Understanding the Female Reproductive System
The female reproductive system is complex and involves various organs and hormones working together to allow for the possibility of pregnancy. The ovaries are responsible for producing and releasing eggs, which then travel through the fallopian tubes towards the uterus. The uterus is where a fertilized egg implants and grows into a fetus. Hormones such as estrogen and progesterone also play a crucial role in regulating the menstrual cycle and preparing the uterus for pregnancy.
It’s important to have a basic understanding of the female reproductive system in order to understand fertility and the factors that can affect it. Women who are trying to conceive should also be aware of their menstrual cycle and ovulation, as this is when they are most fertile. Ovulation typically occurs around day 14 of a 28-day cycle, but can vary depending on the individual.
The Peak Fertility Years for Women
A woman’s peak fertility years are typically in her 20s and early 30s. This is because women are born with a finite number of eggs, and the quality of these eggs can decline as they age. By the age of 30, a woman’s fertility starts to decline gradually, with a more rapid decline after the age of 35.
It’s important to note that fertility varies between individuals and can be affected by various factors such as lifestyle, health conditions, and genetics. Some women may experience earlier or later declines in fertility than others.
For women who are trying to conceive, understanding their peak fertility years can help them plan accordingly and increase their chances of pregnancy. However, it’s never too late to start trying for a baby, and many women are able to conceive naturally or with medical assistance well into their 30s and 40s.
Factors that Affect Female Fertility
There are several factors that can affect female fertility, including age, lifestyle, and health conditions. Age is the most significant factor, as fertility declines as women get older. Lifestyle factors such as smoking, excessive alcohol consumption, and obesity can also have a negative impact on fertility.
Certain health conditions such as polycystic ovary syndrome (PCOS), endometriosis, and pelvic inflammatory disease (PID) can also affect fertility. It’s important for women who are struggling with infertility to speak with their healthcare provider to determine if there are any underlying health conditions that may be contributing to their difficulties.

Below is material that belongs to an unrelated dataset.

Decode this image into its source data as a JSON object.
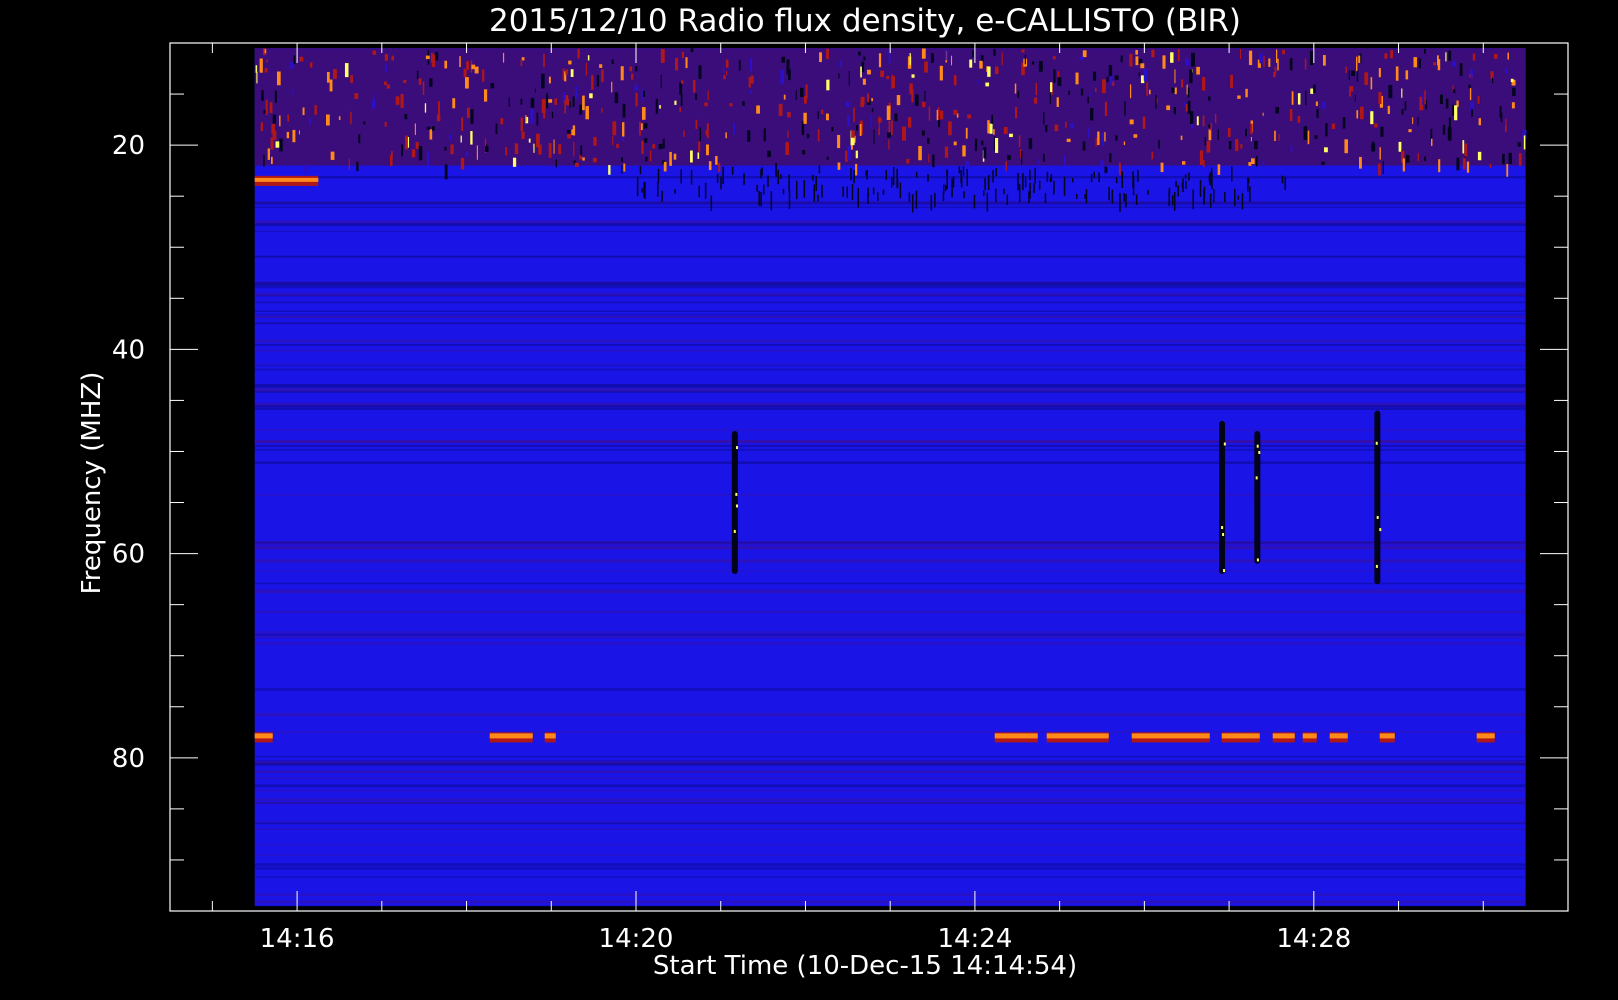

Other factors that can affect fertility include stress, exposure to environmental toxins, and certain medications. Women who are concerned about their fertility should speak with their healthcare provider and make lifestyle changes as necessary to optimize their chances of conceiving.
The Risks of Delaying Pregnancy
Delaying pregnancy can increase the risks of infertility and pregnancy complications. As women get older, the quality and quantity of their eggs decline, making it more difficult to conceive. Women who delay pregnancy until their mid-30s or later may also be at an increased risk of pregnancy complications such as gestational diabetes, high blood pressure, and preterm birth.
In addition to the physical risks, delaying pregnancy can also have emotional and financial consequences. Women who delay pregnancy may experience increased stress and anxiety as they try to conceive, and may face increased costs associated with fertility treatments.
It’s important for women who are considering delaying pregnancy to weigh the potential risks and benefits, and to discuss their options with their healthcare provider. Women who are concerned about their fertility should speak with their healthcare provider and make lifestyle changes as necessary to optimize their chances of conceiving.
Options for Women Struggling with Fertility
For women who are struggling with fertility, there are several options available to help them conceive. Depending on the underlying cause of infertility, treatments may include lifestyle changes, medication, intrauterine insemination (IUI), or in vitro fertilization (IVF).
Lifestyle changes such as quitting smoking, reducing alcohol consumption, and maintaining a healthy weight can help improve fertility. Medications such as clomiphene citrate and letrozole can also help stimulate ovulation in women with ovulatory disorders.
For women with unexplained infertility or who have not had success with other treatments, IUI or IVF may be recommended. IUI involves placing sperm directly into the uterus during ovulation, while IVF involves fertilizing eggs with sperm outside of the body and transferring the resulting embryos into the uterus.
Women who are struggling with fertility should speak with their healthcare provider to determine the best course of treatment for their individual needs. It’s important to remember that there is no one-size-fits-all approach to fertility treatment, and that success rates can vary depending on a variety of factors.